• Exercise goal: Please report each line in the material below that includes "About".

• Data listing:
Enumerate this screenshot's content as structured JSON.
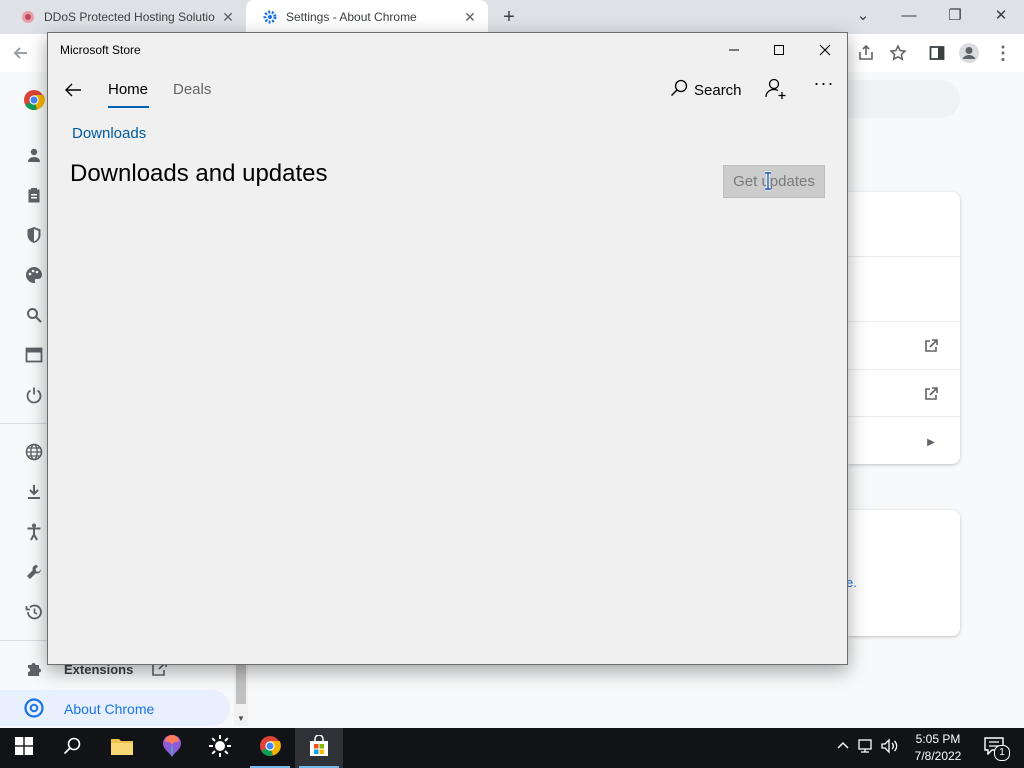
{
  "browser": {
    "tabs": [
      {
        "title": "DDoS Protected Hosting Solutio",
        "favicon": "ddos-site-icon",
        "active": false
      },
      {
        "title": "Settings - About Chrome",
        "favicon": "gear-icon",
        "active": true
      }
    ],
    "new_tab_symbol": "+",
    "window_controls": {
      "dropdown": "⌄",
      "minimize": "—",
      "restore": "❐",
      "close": "✕"
    }
  },
  "settings": {
    "nav_partial": {
      "extensions_label": "Extensions",
      "about_label": "About Chrome"
    },
    "link_fragment": "e."
  },
  "store": {
    "title": "Microsoft Store",
    "tabs": [
      {
        "label": "Home"
      },
      {
        "label": "Deals"
      }
    ],
    "search_label": "Search",
    "more_label": "···",
    "breadcrumb": "Downloads",
    "page_title": "Downloads and updates",
    "get_updates_label": "Get updates",
    "accent_color": "#0063b1"
  },
  "taskbar": {
    "time": "5:05 PM",
    "date": "7/8/2022",
    "notification_count": "1",
    "apps": [
      "start",
      "search",
      "file-explorer",
      "paint-3d",
      "brightness",
      "chrome",
      "microsoft-store"
    ]
  }
}
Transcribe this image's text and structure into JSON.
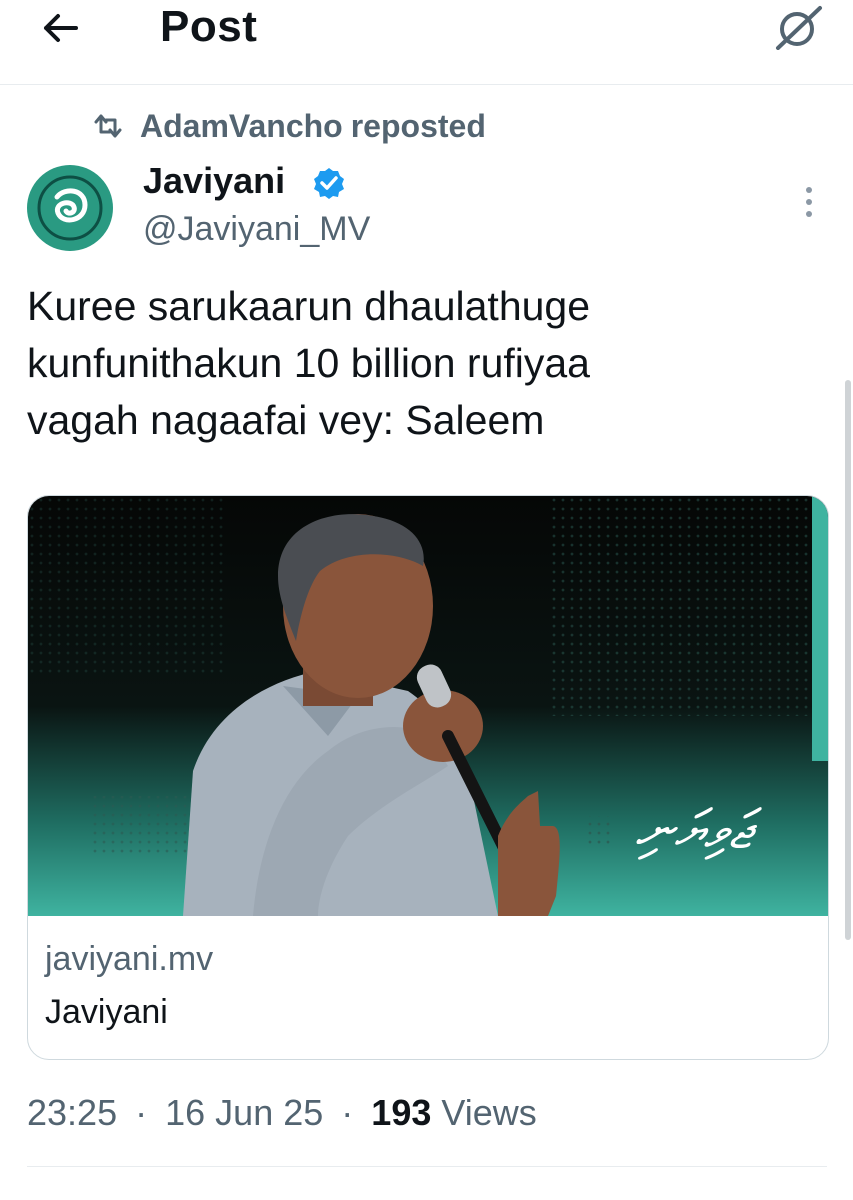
{
  "header": {
    "title": "Post",
    "back_icon": "arrow-left-icon",
    "grok_icon": "grok-icon"
  },
  "repost": {
    "icon": "repost-icon",
    "user": "AdamVancho",
    "suffix": "reposted"
  },
  "author": {
    "name": "Javiyani",
    "handle": "@Javiyani_MV",
    "verified": true,
    "avatar_color": "#2a9a82"
  },
  "tweet": {
    "text": "Kuree sarukaarun dhaulathuge\nkunfunithakun 10 billion rufiyaa\nvagah nagaafai vey: Saleem"
  },
  "card": {
    "domain": "javiyani.mv",
    "title": "Javiyani",
    "image_logo_text": "ޖަވިޔަނި"
  },
  "meta": {
    "time": "23:25",
    "sep": "·",
    "date": "16 Jun 25",
    "views_count": "193",
    "views_label": "Views"
  },
  "colors": {
    "text": "#0f1419",
    "secondary": "#536471",
    "verified": "#1d9bf0",
    "brand": "#2a9a82"
  }
}
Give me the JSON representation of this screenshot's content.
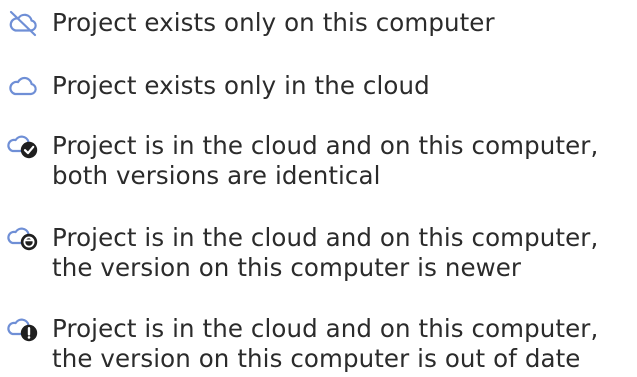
{
  "colors": {
    "cloud_outline": "#6f8fd6",
    "badge_fill": "#1f1f1f",
    "text": "#2b2b2b"
  },
  "legend": {
    "items": [
      {
        "icon": "cloud-off-icon",
        "lines": [
          "Project exists only on this computer"
        ]
      },
      {
        "icon": "cloud-icon",
        "lines": [
          "Project exists only in the cloud"
        ]
      },
      {
        "icon": "cloud-synced-icon",
        "lines": [
          "Project is in the cloud and on this computer,",
          "both versions are identical"
        ]
      },
      {
        "icon": "cloud-newer-icon",
        "lines": [
          "Project is in the cloud and on this computer,",
          "the version on this computer is newer"
        ]
      },
      {
        "icon": "cloud-outdated-icon",
        "lines": [
          "Project is in the cloud and on this computer,",
          "the version on this computer is out of date"
        ]
      }
    ]
  }
}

• Exercise response:
        "title": "Settings - About Chrome",
      "about_label": "About Chrome"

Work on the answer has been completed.